A recent study suggests that American housing bubble influenced racial segregation:
In a paper released earlier this year, researchers Amine Ouazad and Romain Rancière show how the credit boom affected the racial makeup of U.S. neighborhoods. Expanded credit led some black households to leave mostly black neighborhoods for more racially mixed neighborhoods, a move consistent with buying larger or newer homes in areas with better schools or more amenities. Yet at the same time, their report finds that the credit boom led still more white households to leave racially mixed neighborhoods for mostly white neighborhoods—meaning greater isolation for black households…
Given easier access to credit, black households moved into more mixed neighborhoods—but not at the rates that whites households were leaving them. And black households found little purchase in mostly white neighborhoods, Ouazad explains…
“Empirically, what we observe is that black households tend to become homeowners in their own neighborhoods or in mixed neighborhoods,” Ouazad says, “whereas white households used their mortgage credit to move into mostly white neighborhoods.”
The researchers say they were surprised by these findings. Yet, this fits the longer-term patterns in American life: when they are able to, whites tend to move away from blacks. While we may not be in the era of racial covenants, restricted deeds, and redlining (early 1900s) or blockbusting and white flight (post-World War II), whites still express their preference to live in mostly white neighborhoods rather than live with blacks.
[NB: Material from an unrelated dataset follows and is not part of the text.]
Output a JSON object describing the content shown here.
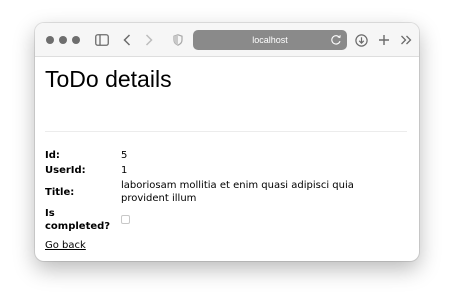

It would be worthwhile to then track these neighborhoods that have experienced significant racial change just before and after the housing bubble. What happens in the long-term? Once whites leave, do the neighborhoods (often suburbs) become majority black or do they also offer space for other non-whites? And do those attractive amenities blacks sought continue to exist, thrive, or decline over time?
A new study suggests fewer rural Americans have local banks who they can interact with and borrow from:
Increasingly, bank branches are headquartered in distant urban areas – and in some cases, financial “deserts” exist in towns with few or no traditional financial institutions such as banks and credit unions. That means that local lending to individuals based on “relational” banking—with lenders being aware of borrowers’ reputation, credit history and trustworthiness in the community—has dropped, according to a Baylor study published in the journals Rural Sociology and International Innovation.
Instead, more individuals launching small businesses are relying on relatives, remortgaging their homes and even drawing from their pensions—all of which are risky approaches, said lead researcher Charles M. Tolbert, Ph.D., professor and chair of the department of sociology in Baylor’s College of Arts & Sciences.
But for the 30 percent who obtain loans through the traditional lending method, that approach also can be very challenging, according to the research article, “Restructuring of the Financial Industry: The Disappearance of Locally Owned Traditional Financial Services in Rural America.”
Federal Deposit Insurance Corporation statistics showed that from 1984 to 2011, the number of banking firms in the United States fell by more than 50 percent—to just under 6,300—while the number of branches almost doubled, to more than 83,000, according to researchers’ analysis of data from the FDIC’s national business register. For the study, Baylor researchers partnered with the U.S. Census Bureau Center for Economic Studies.
I’m sure financial institutions would argue it is not as profitable to locate in more rural areas that do not generate as much business as denser areas. It would be interesting to look at the exact figures from financial institutions in rural areas: are they not profitable at all or are they just less profitable?
However, how essential are financial institutions to local economies? The same argument might be made about hospitals: they provide essential services even as they are not as profitable in rural areas. (I would guess people would probably rate health care as more important than credit access but both are important for communities.)
The article hints at another aspect of this change: fewer banks in rural areas means fewer relationships between lenders and residents. While forming relationships may take time, couldn’t they be better for business in the long run? Prioritizing efficiency and profits over people may be good for the bottom line and shareholders but it is the sort of approach that seems to have turned off a good number of Americans to large banks.